Try it
The whole listing is to be restated word for word with no images.

::::

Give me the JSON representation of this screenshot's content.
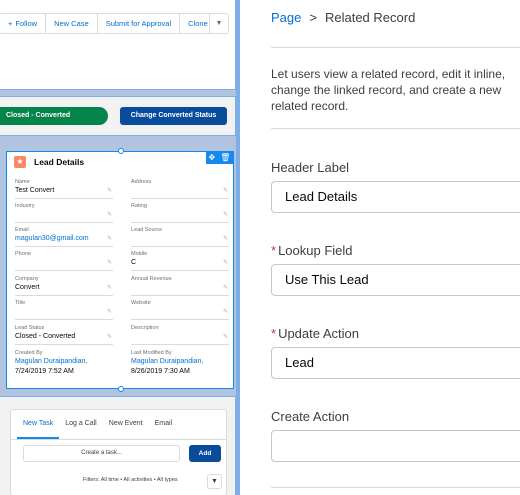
{
  "actions": {
    "follow": "Follow",
    "new_case": "New Case",
    "submit": "Submit for Approval",
    "clone": "Clone"
  },
  "path": {
    "stage": "Closed - Converted",
    "button": "Change Converted Status"
  },
  "lead_card": {
    "title": "Lead Details",
    "fields": {
      "name": {
        "label": "Name",
        "value": "Test Convert"
      },
      "address": {
        "label": "Address",
        "value": ""
      },
      "industry": {
        "label": "Industry",
        "value": ""
      },
      "rating": {
        "label": "Rating",
        "value": ""
      },
      "email": {
        "label": "Email",
        "value": "magulan30@gmail.com"
      },
      "lead_source": {
        "label": "Lead Source",
        "value": ""
      },
      "phone": {
        "label": "Phone",
        "value": ""
      },
      "mobile": {
        "label": "Mobile",
        "value": "C"
      },
      "company": {
        "label": "Company",
        "value": "Convert"
      },
      "annual_revenue": {
        "label": "Annual Revenue",
        "value": ""
      },
      "title": {
        "label": "Title",
        "value": ""
      },
      "website": {
        "label": "Website",
        "value": ""
      },
      "lead_status": {
        "label": "Lead Status",
        "value": "Closed - Converted"
      },
      "description": {
        "label": "Description",
        "value": ""
      },
      "created_by": {
        "label": "Created By",
        "user": "Magulan Duraipandian,",
        "date": "7/24/2019 7:52 AM"
      },
      "modified_by": {
        "label": "Last Modified By",
        "user": "Magulan Duraipandian,",
        "date": "8/26/2019 7:30 AM"
      }
    }
  },
  "activity": {
    "tabs": [
      "New Task",
      "Log a Call",
      "New Event",
      "Email"
    ],
    "task_placeholder": "Create a task...",
    "add_label": "Add",
    "filters": "Filters: All time • All activities • All types"
  },
  "props": {
    "breadcrumb_root": "Page",
    "breadcrumb_sep": ">",
    "breadcrumb_current": "Related Record",
    "description": "Let users view a related record, edit it inline, change the linked record, and create a new related record.",
    "header_label": {
      "label": "Header Label",
      "value": "Lead Details"
    },
    "lookup_field": {
      "label": "Lookup Field",
      "value": "Use This Lead"
    },
    "update_action": {
      "label": "Update Action",
      "value": "Lead"
    },
    "create_action": {
      "label": "Create Action",
      "value": ""
    }
  },
  "colors": {
    "accent": "#0070d2",
    "path_complete": "#04844b",
    "brand_button": "#0a4c9c",
    "lead_icon": "#f88962",
    "required": "#c23934"
  }
}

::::

Solved problem
Give me the JSON representation of this screenshot's content.
{
  "actions": {
    "follow": "Follow",
    "new_case": "New Case",
    "submit": "Submit for Approval",
    "clone": "Clone"
  },
  "path": {
    "stage": "Closed - Converted",
    "button": "Change Converted Status"
  },
  "lead_card": {
    "title": "Lead Details",
    "fields": {
      "name": {
        "label": "Name",
        "value": "Test Convert"
      },
      "address": {
        "label": "Address",
        "value": ""
      },
      "industry": {
        "label": "Industry",
        "value": ""
      },
      "rating": {
        "label": "Rating",
        "value": ""
      },
      "email": {
        "label": "Email",
        "value": "magulan30@gmail.com"
      },
      "lead_source": {
        "label": "Lead Source",
        "value": ""
      },
      "phone": {
        "label": "Phone",
        "value": ""
      },
      "mobile": {
        "label": "Mobile",
        "value": "C"
      },
      "company": {
        "label": "Company",
        "value": "Convert"
      },
      "annual_revenue": {
        "label": "Annual Revenue",
        "value": ""
      },
      "title": {
        "label": "Title",
        "value": ""
      },
      "website": {
        "label": "Website",
        "value": ""
      },
      "lead_status": {
        "label": "Lead Status",
        "value": "Closed - Converted"
      },
      "description": {
        "label": "Description",
        "value": ""
      },
      "created_by": {
        "label": "Created By",
        "user": "Magulan Duraipandian,",
        "date": "7/24/2019 7:52 AM"
      },
      "modified_by": {
        "label": "Last Modified By",
        "user": "Magulan Duraipandian,",
        "date": "8/26/2019 7:30 AM"
      }
    }
  },
  "activity": {
    "tabs": [
      "New Task",
      "Log a Call",
      "New Event",
      "Email"
    ],
    "task_placeholder": "Create a task...",
    "add_label": "Add",
    "filters": "Filters: All time • All activities • All types"
  },
  "props": {
    "breadcrumb_root": "Page",
    "breadcrumb_sep": ">",
    "breadcrumb_current": "Related Record",
    "description": "Let users view a related record, edit it inline, change the linked record, and create a new related record.",
    "header_label": {
      "label": "Header Label",
      "value": "Lead Details"
    },
    "lookup_field": {
      "label": "Lookup Field",
      "value": "Use This Lead"
    },
    "update_action": {
      "label": "Update Action",
      "value": "Lead"
    },
    "create_action": {
      "label": "Create Action",
      "value": ""
    }
  },
  "colors": {
    "accent": "#0070d2",
    "path_complete": "#04844b",
    "brand_button": "#0a4c9c",
    "lead_icon": "#f88962",
    "required": "#c23934"
  }
}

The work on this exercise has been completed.